Rep. Paul Ryan Floats a Down Payment

In an op-ed in The Wall Street Journal, House Budget Committee chairman Paul Ryan (R-WI) presents a possible down payment on the debt as a way out of the government shutdown/debt ceiling impasse. The deal would involve entitlement reforms that have some bipartisan support and tax reform.

About the entitlement reforms, he writes:

Here are just a few ideas to get the conversation started. We could ask the better off to pay higher premiums for Medicare. We could reform Medigap plans to encourage efficiency and reduce costs. And we could ask federal employees to contribute more to their own retirement.

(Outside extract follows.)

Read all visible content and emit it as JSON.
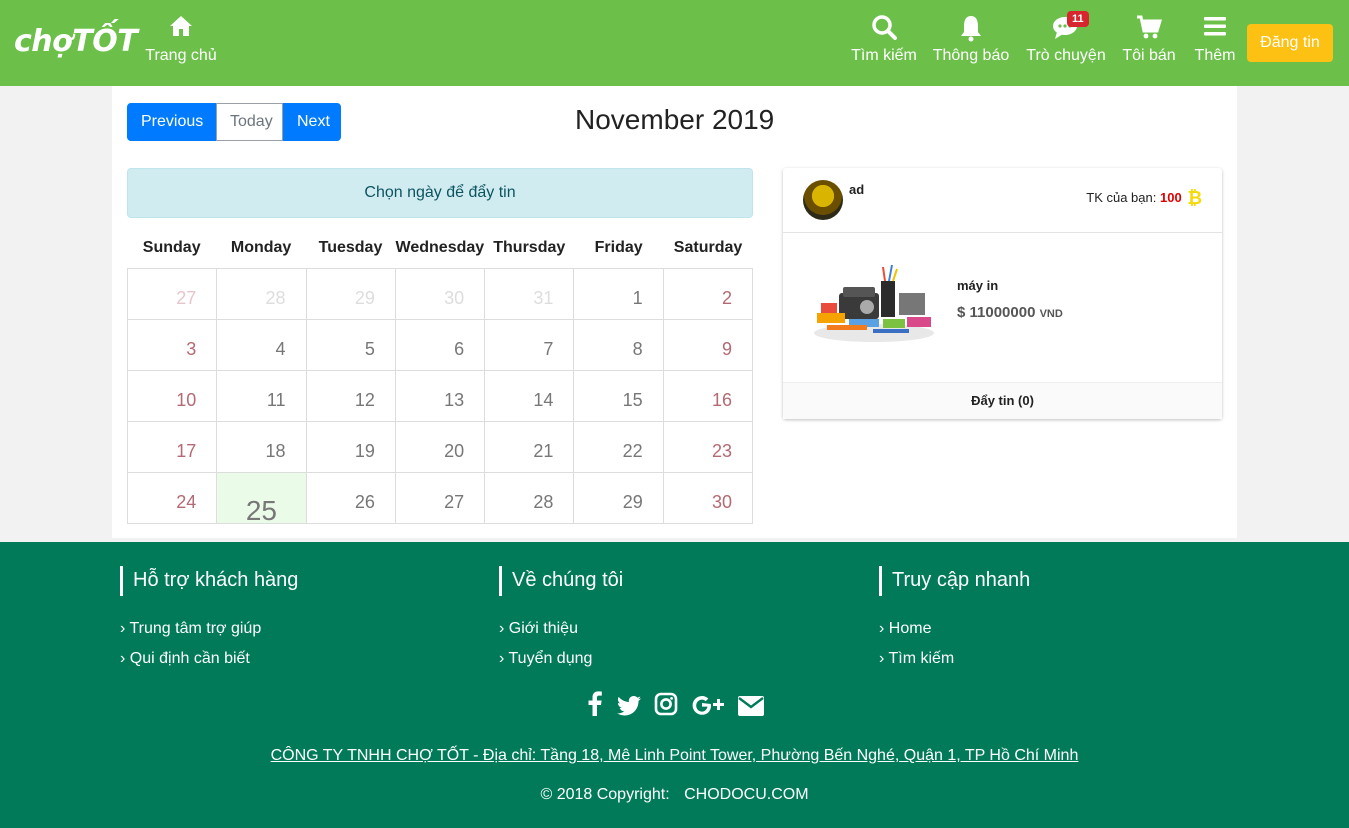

The president has embraced these ideas in budget proposals he has submitted to Congress. And in earlier talks with congressional Republicans, he has discussed combining Medicare's Part A and Part B, so the program will be less confusing for seniors. These ideas have the support of nonpartisan groups like the Bipartisan Policy Center and the Committee for a Responsible Federal Budget, and they would strengthen these critical programs. And all of them would help pay down the debt.

We have already discussed increasing Medicare premiums for high earners as a source of bipartisan health care savings, expanding upon that which has previously been enacted into law by both parties -- in the Medicare Modernization Act and the Affordable Care Act, for example -- and has continued to recieve bipartisan support. The Medicare cost-sharing reforms Ryan offers also have the potential for bipartisan support, as plans from both parties have included variations of similar proposals.

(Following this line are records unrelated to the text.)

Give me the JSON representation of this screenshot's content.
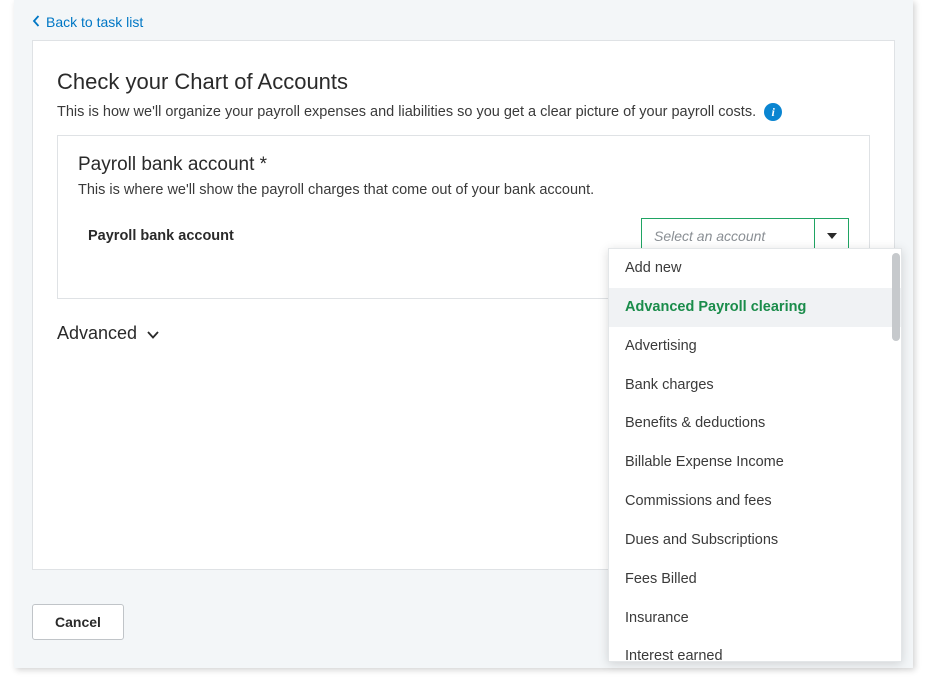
{
  "nav": {
    "back_label": "Back to task list"
  },
  "page": {
    "title": "Check your Chart of Accounts",
    "subtitle": "This is how we'll organize your payroll expenses and liabilities so you get a clear picture of your payroll costs."
  },
  "section": {
    "title": "Payroll bank account *",
    "description": "This is where we'll show the payroll charges that come out of your bank account.",
    "field_label": "Payroll bank account",
    "select_placeholder": "Select an account"
  },
  "advanced_label": "Advanced",
  "buttons": {
    "cancel": "Cancel"
  },
  "dropdown_options": [
    {
      "label": "Add new",
      "selected": false
    },
    {
      "label": "Advanced Payroll clearing",
      "selected": true
    },
    {
      "label": "Advertising",
      "selected": false
    },
    {
      "label": "Bank charges",
      "selected": false
    },
    {
      "label": "Benefits & deductions",
      "selected": false
    },
    {
      "label": "Billable Expense Income",
      "selected": false
    },
    {
      "label": "Commissions and fees",
      "selected": false
    },
    {
      "label": "Dues and Subscriptions",
      "selected": false
    },
    {
      "label": "Fees Billed",
      "selected": false
    },
    {
      "label": "Insurance",
      "selected": false
    },
    {
      "label": "Interest earned",
      "selected": false
    }
  ],
  "colors": {
    "link": "#0077c5",
    "accent_green": "#1fa463",
    "selected_green": "#1a8c4a",
    "info_blue": "#0a85d1"
  }
}
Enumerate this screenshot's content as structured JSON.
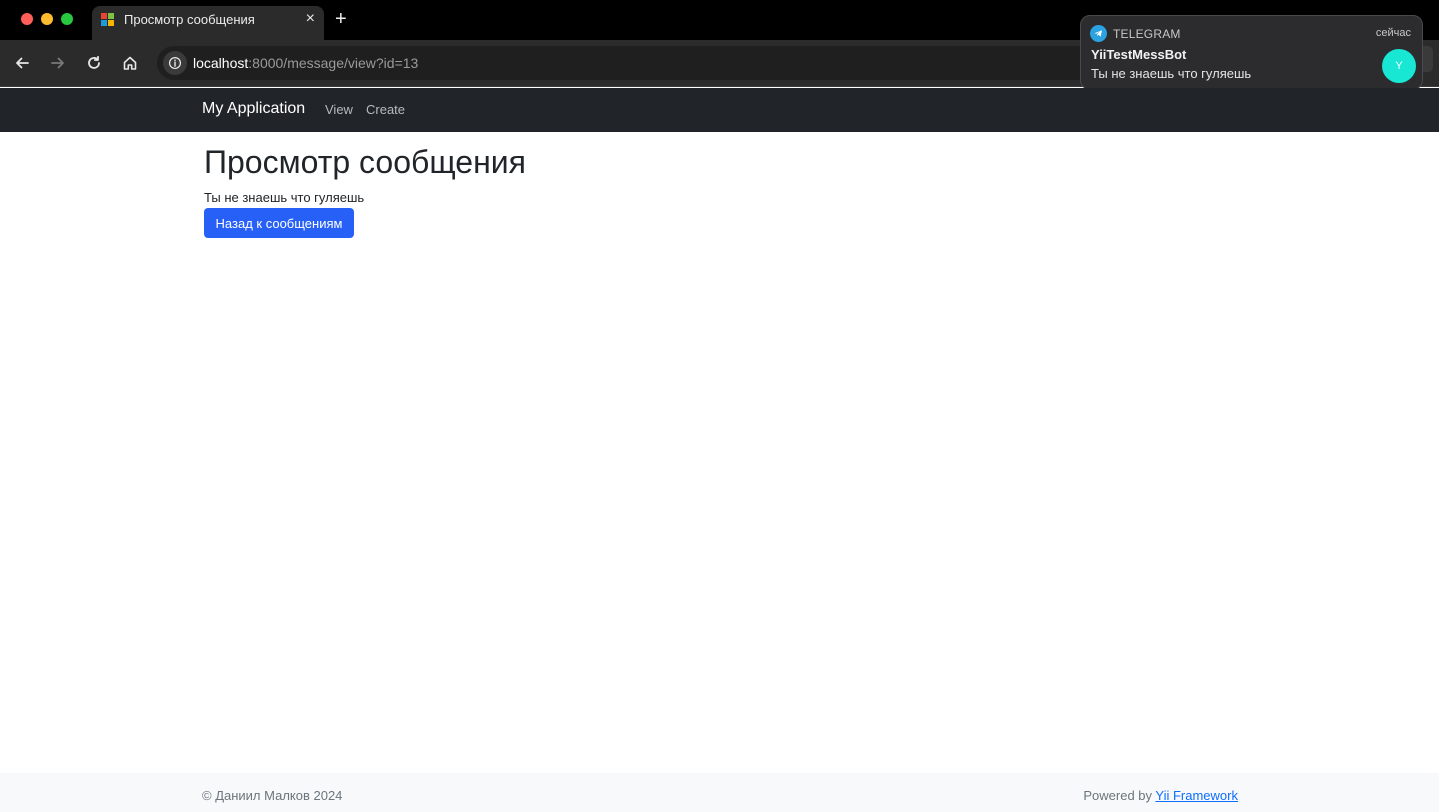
{
  "browser": {
    "tab_title": "Просмотр сообщения",
    "tab_close": "×",
    "new_tab": "+",
    "url_host": "localhost",
    "url_path": ":8000/message/view?id=13"
  },
  "notification": {
    "app": "TELEGRAM",
    "time": "сейчас",
    "title": "YiiTestMessBot",
    "body": "Ты не знаешь что гуляешь",
    "avatar_letter": "Y"
  },
  "navbar": {
    "brand": "My Application",
    "links": [
      "View",
      "Create"
    ]
  },
  "main": {
    "title": "Просмотр сообщения",
    "message": "Ты не знаешь что гуляешь",
    "back_button": "Назад к сообщениям"
  },
  "footer": {
    "copyright": "© Даниил Малков 2024",
    "powered_prefix": "Powered by ",
    "powered_link": "Yii Framework"
  },
  "colors": {
    "primary": "#2660f7",
    "navbar_bg": "#212529",
    "avatar": "#18e7d4"
  }
}
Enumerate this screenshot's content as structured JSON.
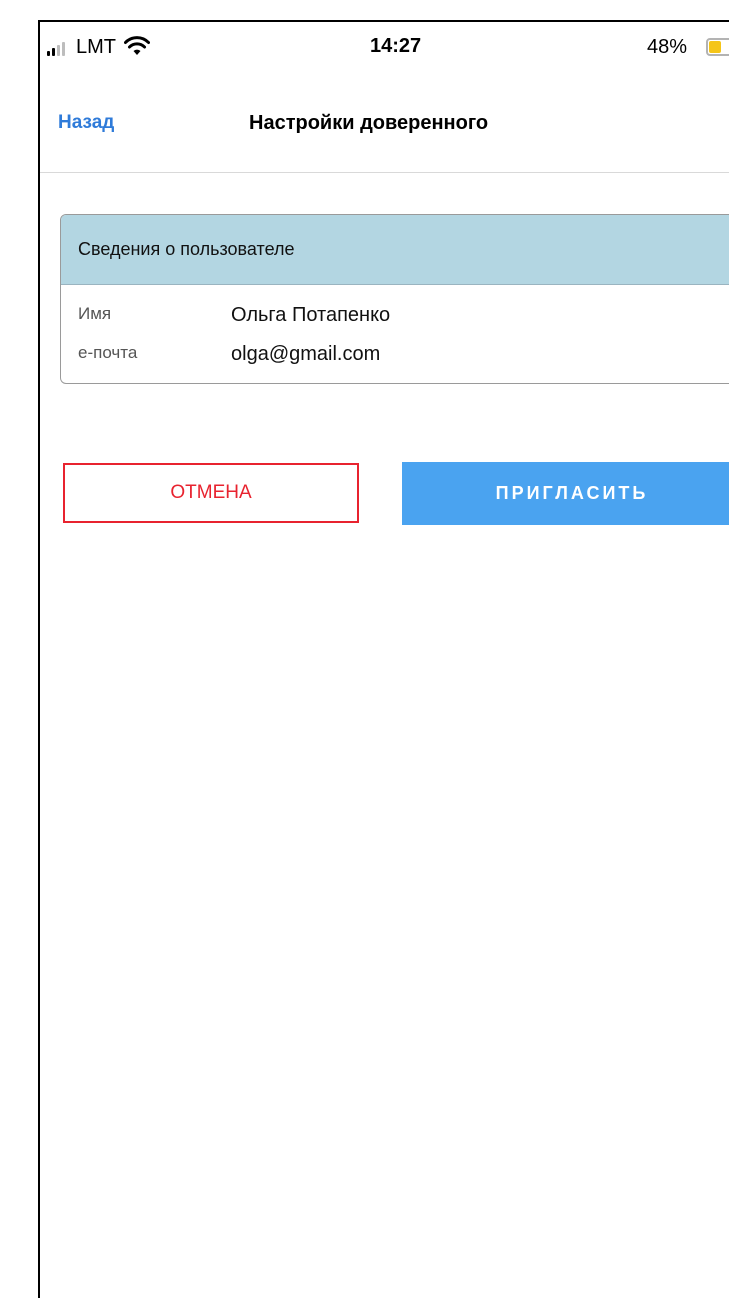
{
  "status_bar": {
    "carrier": "LMT",
    "time": "14:27",
    "battery_percent": "48%",
    "battery_level": 0.48,
    "signal_icon": "cellular-signal-icon",
    "wifi_icon": "wifi-icon",
    "battery_icon": "battery-icon",
    "battery_color": "#f5c518"
  },
  "nav": {
    "back_label": "Назад",
    "title": "Настройки доверенного",
    "accent_color": "#2f7bd9"
  },
  "user_card": {
    "header": "Сведения о пользователе",
    "header_bg": "#b3d6e2",
    "rows": [
      {
        "label": "Имя",
        "value": "Ольга Потапенко"
      },
      {
        "label": "e-почта",
        "value": "olga@gmail.com"
      }
    ]
  },
  "actions": {
    "cancel_label": "ОТМЕНА",
    "cancel_color": "#e8232f",
    "invite_label": "ПРИГЛАСИТЬ",
    "invite_color": "#4aa3f0"
  }
}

Ryan also calls for tax reform which broadens the tax base and lowers rates. Although he does not explicitly mention raising revenue (or not) from it, a commitment to tax reform could pave the way for more revenue as well.

We should also enact pro-growth reforms that put people back to work—like opening up America's vast energy reserves to development. There is even some agreement on taxes across the aisle.

Rep. Dave Camp (R., Mich.) and Sen. Max Baucus (D., Mont.) have been working for more than a year now on a bipartisan plan to reform the tax code. They agree on the fundamental principles: Broaden the base, lower the rates and simplify the code. The president himself has argued for just such an approach to corporate taxes. So we should discuss how Congress can take up the Camp–Baucus plan when it's ready.

Ryan notes in the op-ed that these policies would not be transformative or widespread enough to constitute a "grand bargain" but would represent a good down payment for deficit reduction. It could certainly offer a good start, and he hopes could provide a path to end the impasses that have dominated Washington the past few weeks.